“At that time we seemed to specialize in debut productions,” acknowledges Ruiz. The producer’s drive to give opportunities to new talent continued with their evolution into an animation company, when La Casa Animada became the first place to offer animation seminars in the island. The purpose was to create an environment favorable to animation production in Tenerife by developing the pool of young talent the industry could draw on.
The process paved the way for several tv shows like The Archie’s Club and Cleo, the latter the most acclaimed production by the studio. Stating that the island is “even richer in local talent than in beautiful landscapes,” Ruiz is a strong advocate of local studios like TBDC, a young company which is expanding internationally and would have been forced to migrate if Tenerife’s recent tax incentives for the sector hadn’t materialized.

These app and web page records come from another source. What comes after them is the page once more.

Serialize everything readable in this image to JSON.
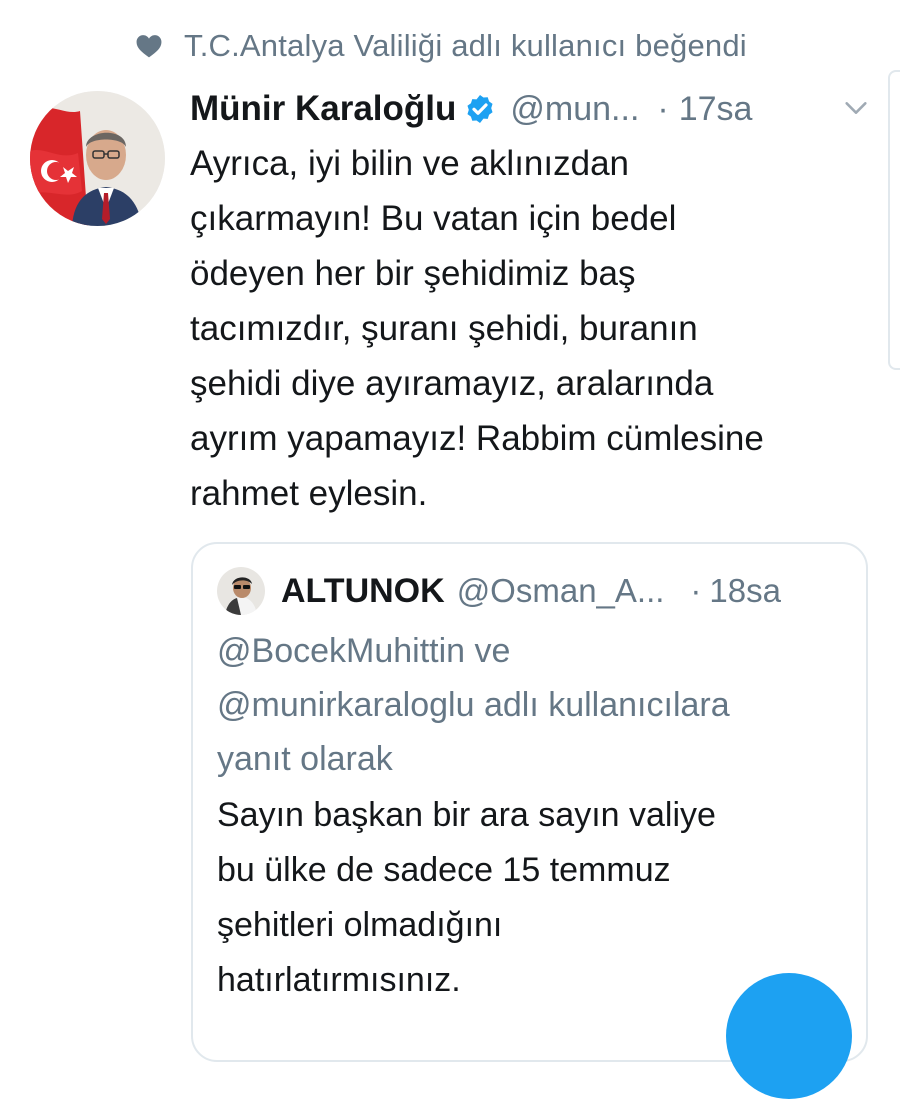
{
  "social_context": {
    "text": "T.C.Antalya Valiliği adlı kullanıcı beğendi",
    "icon": "heart-icon"
  },
  "tweet": {
    "author_name": "Münir Karaloğlu",
    "verified": true,
    "handle": "@mun...",
    "dot": "·",
    "time": "17sa",
    "text": "Ayrıca, iyi bilin ve aklınızdan\nçıkarmayın! Bu vatan için bedel\nödeyen her bir şehidimiz baş\ntacımızdır, şuranı şehidi, buranın\nşehidi diye ayıramayız, aralarında\nayrım yapamayız! Rabbim cümlesine\nrahmet eylesin."
  },
  "quoted_tweet": {
    "author_name": "ALTUNOK",
    "handle": "@Osman_A...",
    "dot": "·",
    "time": "18sa",
    "reply_context": "@BocekMuhittin ve\n@munirkaraloglu adlı kullanıcılara\nyanıt olarak",
    "text": "Sayın başkan bir ara sayın valiye\nbu ülke de sadece 15 temmuz\nşehitleri olmadığını\nhatırlatırmısınız."
  },
  "colors": {
    "primary_text": "#14171a",
    "secondary_text": "#657786",
    "verified_blue": "#1da1f2",
    "border": "#e1e8ed",
    "fab": "#1da1f2"
  }
}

Challenged with the question of what would make the key difference for the animation industry on the island, all three offered different ideas. For Viñuales, the Canarian government’s tax reforms and institutional support for the animation and vfx industries is creating just the right dynamic for business to blossom.
Fuertes feels that the icing on the cake would be the arrival of a big name international studio with a portfolio of awards to really open the floodgates and attract even more companies to Tenerife, citing the example of Ireland and Cartoon Saloon. Ruiz however considers the impressive pace of Spain’s economic recovery last year and the smart decision by the Canary isles to focus on the animation industry to be the perfect formula for the sector to boom in Tenerife.
Of course, one key way that Tenerife is already distinguishing itself is the role it plays as a host for major animation events. In July 2017, 2018, and 2019, Tenerife is set to host Bridging the Gap, an animation lab where young talents from all around the world meet and develop their skills in financing and producing their projects with the support of internationally renowned industry professionals and decision makers. With over a hundred projects submitted from 29 countries, this year’s third edition has been the most successful to date.
Tenerife will also hold a unique event in 2018: the first-ever Ibero-American Animation Awards. Named Quirino in honor of the director of the first-ever animated feature in Latin America, not to mention in the world. These awards will recognize and bring together talent from across the booming LatAm animation industry, together with the one from Portugal, Andorra, and Spain, creating a bridge between both continents and building up a true brotherhood to develop together the huge market that is Ibero-America. More details soon, stay tuned.